Tue August 22, 2017

The manufacturing skills gap is felt by businesses across the plastics industry. What do you do when your business demands outrun your human resources? How do you replace talented, highly-skilled employees as they age out of the industry?

For one Minnesota manufacturing company, the answer lies in proactive outreach at the beginning of the employee pipeline.

Top of the Funnel Outreach

Mold Craft, an injection mold-making company specializing in micro molding, has spent the last five years working to solve the dearth of skilled manufacturing professionals with active outreach to local high schools.

At first, Mold Craft focused their efforts on bringing students into the Mold Craft facility for tours and presentations about the company and the potential available to them in the manufacturing career field.

“We were excited to open our doors so students, parents, career counselors and city officials could see how we [used] science, technology, engineering and math in our everyday work,” said Tim Bartz, Mold Craft’s president. While these tours were successful, it quickly became clear that more investment in the local manufacturing environment was necessary.

Four-Way Professional Partnership

The way forward wasn’t easy. Along with three other local manufacturing companies, Mold Craft received funding from United Way to introduce a paid manufacturing internship program called “Gen Z Connection.” But Minnesota manufacturing laws preclude youth under 18 from working with manufacturing machines. Completing advocacy to change the laws and ensure students could be covered by workers’ compensation took about two years.

The four companies (Mold Craft, Du Fresne Manufacturing, Schwing and SMC Manufacturing) spearheading the partnership worked together to schedule a week of in-depth, hands-on experience at each company’s facilities. The program trades on the idea that a rising tide lifts all boats; the variety offered by the partnership allows interns to see the breadth of options available in a manufacturing career.

The pay-off from the Gen Z Connection program has been worth it. Of the four students in the kick-off iteration of the program, two were offered internship continuation and/or post-graduation job offers within the first week and one is looking into manufacturing career options for his post-graduate education.

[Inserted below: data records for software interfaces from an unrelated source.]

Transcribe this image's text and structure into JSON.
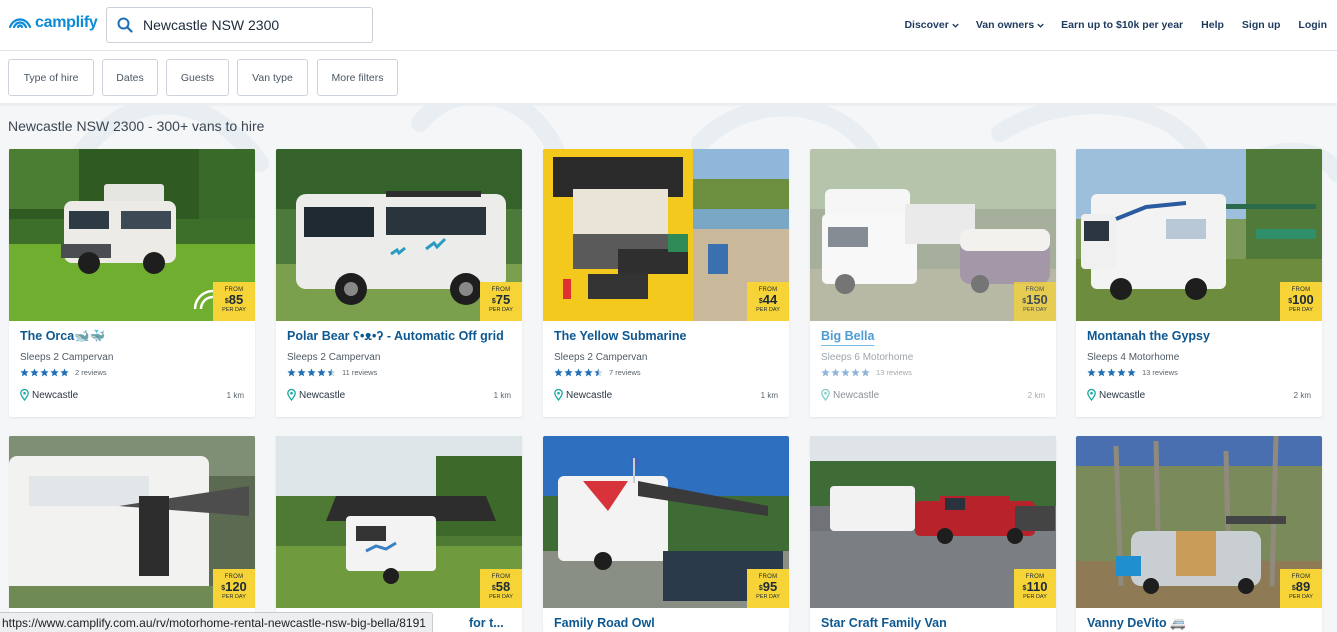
{
  "brand": {
    "name": "camplify",
    "color": "#0b8bd6"
  },
  "search": {
    "value": "Newcastle NSW 2300"
  },
  "nav": {
    "discover": "Discover",
    "van_owners": "Van owners",
    "earn": "Earn up to $10k per year",
    "help": "Help",
    "signup": "Sign up",
    "login": "Login"
  },
  "filters": [
    "Type of hire",
    "Dates",
    "Guests",
    "Van type",
    "More filters"
  ],
  "results_title": "Newcastle NSW 2300 - 300+ vans to hire",
  "price_from": "FROM",
  "price_per": "PER DAY",
  "price_currency": "$",
  "listings": [
    {
      "name": "The Orca🐋🐳",
      "sleeps": "Sleeps 2 Campervan",
      "rating": 5,
      "reviews": "2 reviews",
      "location": "Newcastle",
      "distance": "1 km",
      "price": "85"
    },
    {
      "name": "Polar Bear ʕ•ᴥ•ʔ - Automatic Off grid",
      "sleeps": "Sleeps 2 Campervan",
      "rating": 4.5,
      "reviews": "11 reviews",
      "location": "Newcastle",
      "distance": "1 km",
      "price": "75"
    },
    {
      "name": "The Yellow Submarine",
      "sleeps": "Sleeps 2 Campervan",
      "rating": 4.5,
      "reviews": "7 reviews",
      "location": "Newcastle",
      "distance": "1 km",
      "price": "44"
    },
    {
      "name": "Big Bella",
      "sleeps": "Sleeps 6 Motorhome",
      "rating": 5,
      "reviews": "13 reviews",
      "location": "Newcastle",
      "distance": "2 km",
      "price": "150"
    },
    {
      "name": "Montanah the Gypsy",
      "sleeps": "Sleeps 4 Motorhome",
      "rating": 5,
      "reviews": "13 reviews",
      "location": "Newcastle",
      "distance": "2 km",
      "price": "100"
    },
    {
      "name": "",
      "price": "120"
    },
    {
      "name": "for t...",
      "price": "58"
    },
    {
      "name": "Family Road Owl",
      "price": "95"
    },
    {
      "name": "Star Craft Family Van",
      "price": "110"
    },
    {
      "name": "Vanny DeVito 🚐",
      "price": "89"
    }
  ],
  "status_url": "https://www.camplify.com.au/rv/motorhome-rental-newcastle-nsw-big-bella/8191",
  "colors": {
    "price_badge": "#f6d336",
    "title_blue": "#0e5891",
    "star_blue": "#1f6fb6"
  }
}
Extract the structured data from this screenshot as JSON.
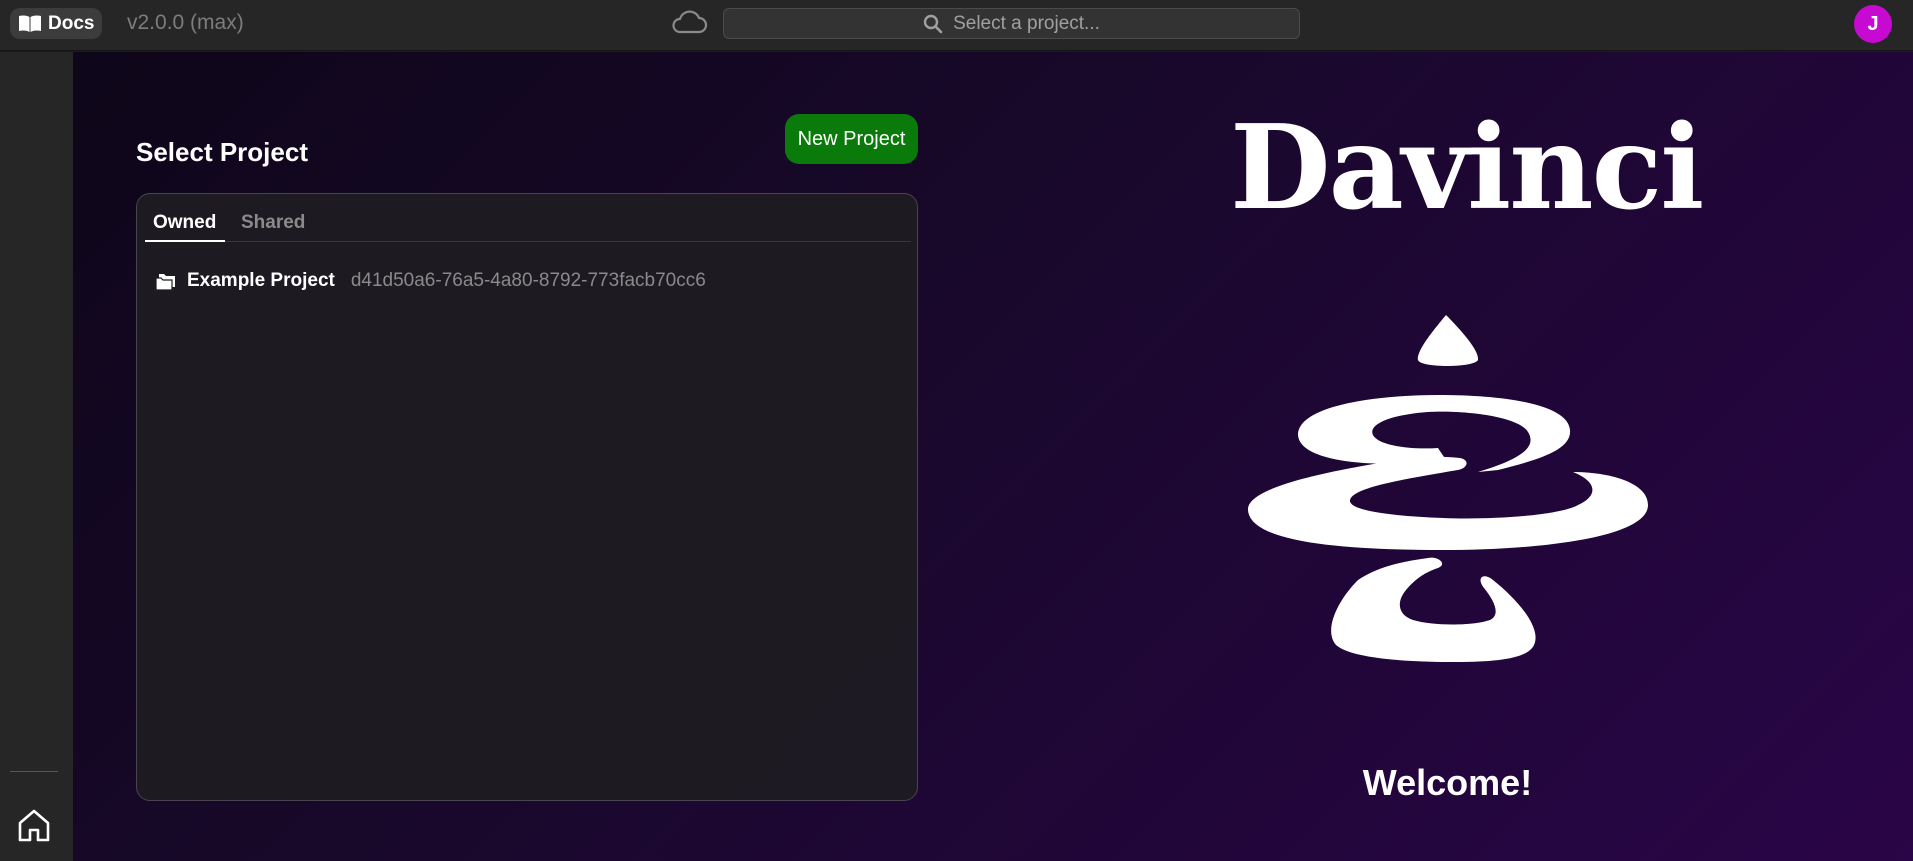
{
  "topbar": {
    "docs_label": "Docs",
    "version": "v2.0.0 (max)",
    "search_placeholder": "Select a project...",
    "avatar_initial": "J"
  },
  "main": {
    "select_title": "Select Project",
    "new_project_label": "New Project",
    "tabs": [
      {
        "label": "Owned",
        "active": true
      },
      {
        "label": "Shared",
        "active": false
      }
    ],
    "projects": [
      {
        "name": "Example Project",
        "id": "d41d50a6-76a5-4a80-8792-773facb70cc6"
      }
    ]
  },
  "brand": {
    "title": "Davinci",
    "welcome": "Welcome!"
  },
  "colors": {
    "accent_green": "#0a7a0a",
    "avatar": "#c70ad1",
    "background_purple": "#2a0547"
  },
  "icons": [
    "book-icon",
    "cloud-icon",
    "search-icon",
    "folder-icon",
    "home-icon",
    "davinci-logo"
  ]
}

Looking to the Future

“It’s important for Mold Craft to have new, up-and-coming employees,” said Justin McPhee, vice president of engineering for Mold Craft. Along with the other members of the leadership team at Mold Craft, McPhee has chosen to dedicate resources toward recruitment as early as possible. The other Gen Z Connection companies have the same level of commitment to the program.

“We have 10,000 Baby Boomers a day retiring,” said Steve Moeller, SMC’s director of manufacturing. “We don’t have enough replacements.” Facing the problem head-on has already proved a viable way to solve it. McPhee has three simple tips for any company looking to create a similar partnership with local schools: be patient, team up with others in the industry and be willing to invest resources up front.

While creating internships requires time and effort, it’s the best way to help students see career paths in manufacturing. With industry, government and education teamwork, Mold Craft is doing their best to ensure that local students can become the next generation of highly-skilled manufacturing experts. Mold Craft looks forward to continuing the Gen Z Connection program with more students and increasing visibility for the modern manufacturing industry in the future.

Want to learn more? See images or watch a short video about the Gen Z Connection program here.